Towards a New Theory of Addition and Subtraction in Information Management

Peter Baofu

Published 2014

Is the invention of accounting so useful that, as Charlie Munger once said, “you have to know accounting. It's the language of practical business life. It was a very useful thing to deliver to civilization. I've heard it came to civilization through Venice which of course was once the great commercial power in the Mediterranean”? (WOO 2013)

This positive view on accounting can be contrasted with an opposing view by Paul Browne that “the recent [accounting] scandals have brought a new level of attention to the accounting profession as gatekeepers and custodians of social interest.” (DUM 2013)

Contrary to these opposing views (and other ones as will be discussed in the book), accounting (in relation to addition and subtraction) are neither possible (or impossible) nor desirable (or undesirable) to the extent that the respective ideologues (on different sides) would like us to believe.

Of course, this reexamination of different opposing views on accounting does not mean that the study of addition and subtraction is useless, or that those fields (related to accounting)—like bookkeeping, auditing, forensics, info management, finance, philosophy of accounting, accounting ethics, lean accounting, mental accounting, environmental audit, creative accounting, carbon accounting, social accounting, and so on—are unimportant. (WK 2013) In fact, neither of these extreme views is plausible.

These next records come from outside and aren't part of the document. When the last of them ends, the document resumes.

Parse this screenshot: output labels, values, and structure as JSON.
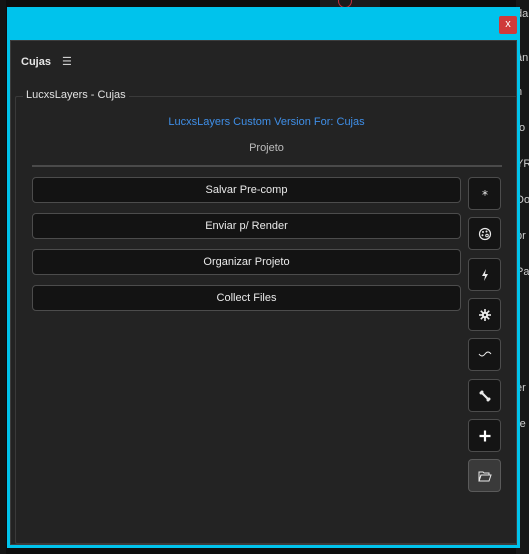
{
  "window": {
    "close_label": "x"
  },
  "panel": {
    "title": "Cujas",
    "menu_icon": "hamburger-menu-icon",
    "group_title": "LucxsLayers - Cujas",
    "subtitle": "LucxsLayers Custom Version For: Cujas",
    "section_title": "Projeto"
  },
  "actions": [
    {
      "label": "Salvar Pre-comp"
    },
    {
      "label": "Enviar p/ Render"
    },
    {
      "label": "Organizar Projeto"
    },
    {
      "label": "Collect Files"
    }
  ],
  "toolbar": [
    {
      "icon": "asterisk-icon"
    },
    {
      "icon": "palette-icon"
    },
    {
      "icon": "lightning-icon"
    },
    {
      "icon": "gear-icon"
    },
    {
      "icon": "wave-icon"
    },
    {
      "icon": "bone-icon"
    },
    {
      "icon": "plus-icon"
    },
    {
      "icon": "folder-open-icon",
      "active": true
    }
  ],
  "background_fragments": [
    "da",
    "ân",
    "n",
    "to",
    "YR",
    "Do",
    "br",
    "Pa",
    "er",
    "re"
  ],
  "colors": {
    "window_border": "#00c3ec",
    "subtitle": "#3f8fe8",
    "close_button": "#cf3a3a"
  }
}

Rather, this book offers an alternative (better) way to understand the future of accounting in regard to the dialectic relationship between addition and subtraction—while learning from different approaches in the literature but without favoring any one of them (nor integrating them, since they are not necessarily compatible with each other). More specifically, this book offers a new theory (that is, the double-sided theory of accounting) to go beyond the existing approaches in a novel way and is organized in four chapters.

This seminal project will fundamentally change the way that we think about accounting in relation to addition and subtraction from the combined perspectives of the mind, nature, society, and culture, with enormous implications for the human future and what I originally called its “post-human” fate.

List of Tables. Acknowledgments. List of Abbreviations. Part One: Introduction. Chapter One. Introduction—The Invention of Accounting. Part Two: Addition. Chapter Two. Addition and its Two Faces. Part Three: Subtraction. Chapter Three. Subtraction and its Dual Attributes. Part Four: Conclusion. Chapter Four. Conclusion—The Future of Accounting. Bibliography. Index.